The Act regarding the Promotion of Japanese Language Education was promulgated in June 2019. This law will contribute to the preparation of an environment for the promotion of Japanese language education that will enable foreign nationals residing in Japan to conduct their daily life and life in society together with Japanese citizens more smoothly. The law stresses the responsibility of the central and local governments for promoting Japanese language education.

In June 2019, Status of Residence “Designated Activities” was adopted for foreign workers who engage in remunerated activities related to the Tokyo 2020 Olympic Games for 90 days or more. It will now be carried forward to the Games in 2021. Spouses and children are also allowed to stay as dependent.

In May 2019, Status of Residence “Designated Activities” was adopted for international students graduating from Japanese universities who wish to stay and work in Japan. This Status of Residence provides them with more work options. It is one of the policy response of Japan to expand the working opportunities for international students after graduation.

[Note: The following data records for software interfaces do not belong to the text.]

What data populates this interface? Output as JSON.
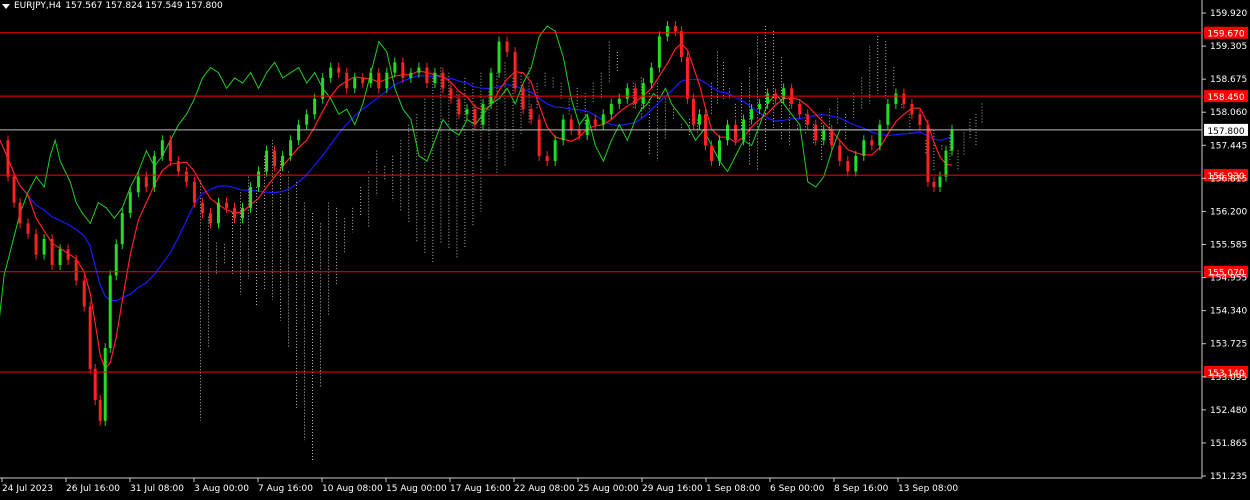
{
  "header": {
    "symbol": "EURJPY,H4",
    "ohlc": "157.567 157.824 157.549 157.800"
  },
  "chart_data": {
    "type": "candlestick",
    "instrument": "EURJPY",
    "timeframe": "H4",
    "ylim": [
      151.1,
      160.3
    ],
    "y_ticks": [
      "159.920",
      "159.305",
      "158.675",
      "158.060",
      "157.445",
      "156.815",
      "156.200",
      "155.585",
      "154.955",
      "154.340",
      "153.725",
      "153.095",
      "152.480",
      "151.865",
      "151.235"
    ],
    "x_ticks": [
      "24 Jul 2023",
      "26 Jul 16:00",
      "31 Jul 08:00",
      "3 Aug 00:00",
      "7 Aug 16:00",
      "10 Aug 08:00",
      "15 Aug 00:00",
      "17 Aug 16:00",
      "22 Aug 08:00",
      "25 Aug 00:00",
      "29 Aug 16:00",
      "1 Sep 08:00",
      "6 Sep 00:00",
      "8 Sep 16:00",
      "13 Sep 08:00"
    ],
    "horizontal_levels": [
      {
        "value": 159.67,
        "label": "159.670",
        "color": "#ff0000"
      },
      {
        "value": 158.45,
        "label": "158.450",
        "color": "#ff0000"
      },
      {
        "value": 156.93,
        "label": "156.930",
        "color": "#ff0000"
      },
      {
        "value": 155.07,
        "label": "155.070",
        "color": "#ff0000"
      },
      {
        "value": 153.14,
        "label": "153.140",
        "color": "#ff0000"
      }
    ],
    "current_price": {
      "value": 157.8,
      "label": "157.800"
    },
    "candles_close_path": [
      [
        0,
        157.6
      ],
      [
        8,
        156.9
      ],
      [
        14,
        156.4
      ],
      [
        20,
        156.0
      ],
      [
        28,
        155.8
      ],
      [
        36,
        155.4
      ],
      [
        44,
        155.7
      ],
      [
        52,
        155.2
      ],
      [
        60,
        155.5
      ],
      [
        68,
        155.3
      ],
      [
        76,
        154.9
      ],
      [
        84,
        154.4
      ],
      [
        90,
        153.2
      ],
      [
        95,
        152.6
      ],
      [
        100,
        152.2
      ],
      [
        105,
        153.6
      ],
      [
        110,
        155.0
      ],
      [
        116,
        155.6
      ],
      [
        122,
        156.2
      ],
      [
        130,
        156.6
      ],
      [
        138,
        156.9
      ],
      [
        146,
        156.7
      ],
      [
        154,
        157.3
      ],
      [
        162,
        157.6
      ],
      [
        170,
        157.2
      ],
      [
        178,
        157.0
      ],
      [
        186,
        156.8
      ],
      [
        194,
        156.4
      ],
      [
        202,
        156.2
      ],
      [
        210,
        156.0
      ],
      [
        218,
        156.4
      ],
      [
        226,
        156.3
      ],
      [
        234,
        156.1
      ],
      [
        242,
        156.3
      ],
      [
        250,
        156.7
      ],
      [
        258,
        157.0
      ],
      [
        266,
        157.4
      ],
      [
        274,
        157.1
      ],
      [
        282,
        157.3
      ],
      [
        290,
        157.6
      ],
      [
        298,
        157.9
      ],
      [
        306,
        158.1
      ],
      [
        314,
        158.4
      ],
      [
        322,
        158.8
      ],
      [
        330,
        159.0
      ],
      [
        338,
        158.9
      ],
      [
        346,
        158.6
      ],
      [
        354,
        158.8
      ],
      [
        362,
        158.7
      ],
      [
        370,
        158.9
      ],
      [
        378,
        158.6
      ],
      [
        386,
        158.9
      ],
      [
        394,
        159.1
      ],
      [
        402,
        158.8
      ],
      [
        410,
        158.9
      ],
      [
        418,
        159.0
      ],
      [
        426,
        158.7
      ],
      [
        434,
        158.9
      ],
      [
        442,
        158.6
      ],
      [
        450,
        158.4
      ],
      [
        458,
        158.1
      ],
      [
        466,
        158.2
      ],
      [
        474,
        157.9
      ],
      [
        482,
        158.3
      ],
      [
        490,
        158.9
      ],
      [
        498,
        159.5
      ],
      [
        506,
        159.3
      ],
      [
        514,
        158.6
      ],
      [
        522,
        158.2
      ],
      [
        530,
        158.0
      ],
      [
        538,
        157.3
      ],
      [
        546,
        157.2
      ],
      [
        554,
        157.6
      ],
      [
        562,
        158.0
      ],
      [
        570,
        157.8
      ],
      [
        578,
        157.7
      ],
      [
        586,
        158.0
      ],
      [
        594,
        157.9
      ],
      [
        602,
        158.1
      ],
      [
        610,
        158.3
      ],
      [
        618,
        158.4
      ],
      [
        626,
        158.6
      ],
      [
        634,
        158.3
      ],
      [
        642,
        158.7
      ],
      [
        650,
        159.0
      ],
      [
        658,
        159.6
      ],
      [
        666,
        159.8
      ],
      [
        674,
        159.7
      ],
      [
        680,
        159.2
      ],
      [
        686,
        158.4
      ],
      [
        692,
        157.9
      ],
      [
        698,
        158.1
      ],
      [
        704,
        157.5
      ],
      [
        710,
        157.2
      ],
      [
        718,
        157.6
      ],
      [
        726,
        157.9
      ],
      [
        734,
        157.6
      ],
      [
        742,
        158.0
      ],
      [
        750,
        158.2
      ],
      [
        758,
        158.3
      ],
      [
        766,
        158.5
      ],
      [
        774,
        158.4
      ],
      [
        782,
        158.6
      ],
      [
        790,
        158.3
      ],
      [
        798,
        158.1
      ],
      [
        806,
        157.9
      ],
      [
        814,
        157.6
      ],
      [
        822,
        157.8
      ],
      [
        830,
        157.5
      ],
      [
        838,
        157.2
      ],
      [
        846,
        157.0
      ],
      [
        854,
        157.3
      ],
      [
        862,
        157.6
      ],
      [
        870,
        157.5
      ],
      [
        878,
        157.9
      ],
      [
        886,
        158.3
      ],
      [
        894,
        158.5
      ],
      [
        902,
        158.3
      ],
      [
        910,
        158.1
      ],
      [
        918,
        157.9
      ],
      [
        926,
        156.8
      ],
      [
        932,
        156.7
      ],
      [
        938,
        156.9
      ],
      [
        944,
        157.4
      ],
      [
        950,
        157.8
      ]
    ]
  }
}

In July in 2019, the government signed a Memorandum of Cooperation with 14 additional countries that wish to send Technical Intern Trainees to facilitate the implementation of technical intern training and strengthen relationships with the governments of these countries with the aim of securing proper sending organisations.

A Working Holiday Visa agreement with Sweden was signed in August 2019, with no maximum issuance limit. Agreements with Estonia and the Netherlands also took effect in 2020. There are now 26 countries or regions with which Japan has established a working holiday programme.

Japan was one of the earliest OECD country affected by the pandemic, with a first confirmed case in January 2020, but also one of the least severely affected with only about 20 000 confirmed cases and less than 1 000 deaths in mid-July 2020. Japan took strong measures such as the entry ban implemented in April, which is concerned with all foreign nationals, except for Special permanent residents and those who have special exceptional circumstances. Those who re-entered in Japan had to observe a 14-day quarantine and could not use public transportation. Most visas issued before 20 March were invalidated, the visa free regime was suspended.

For further information:



Metadata, Legal and Rights

This document, as well as any data and map included herein, are without prejudice to the status of or sovereignty over any territory, to the delimitation of international frontiers and boundaries and to the name of any territory, city or area. Extracts from publications may be subject to additional disclaimers, which are set out in the complete version of the publication, available at the link provided.

© OECD 2020

The use of this work, whether digital or print, is governed by the Terms and Conditions to be found at http://www.oecd.org/termsandconditions.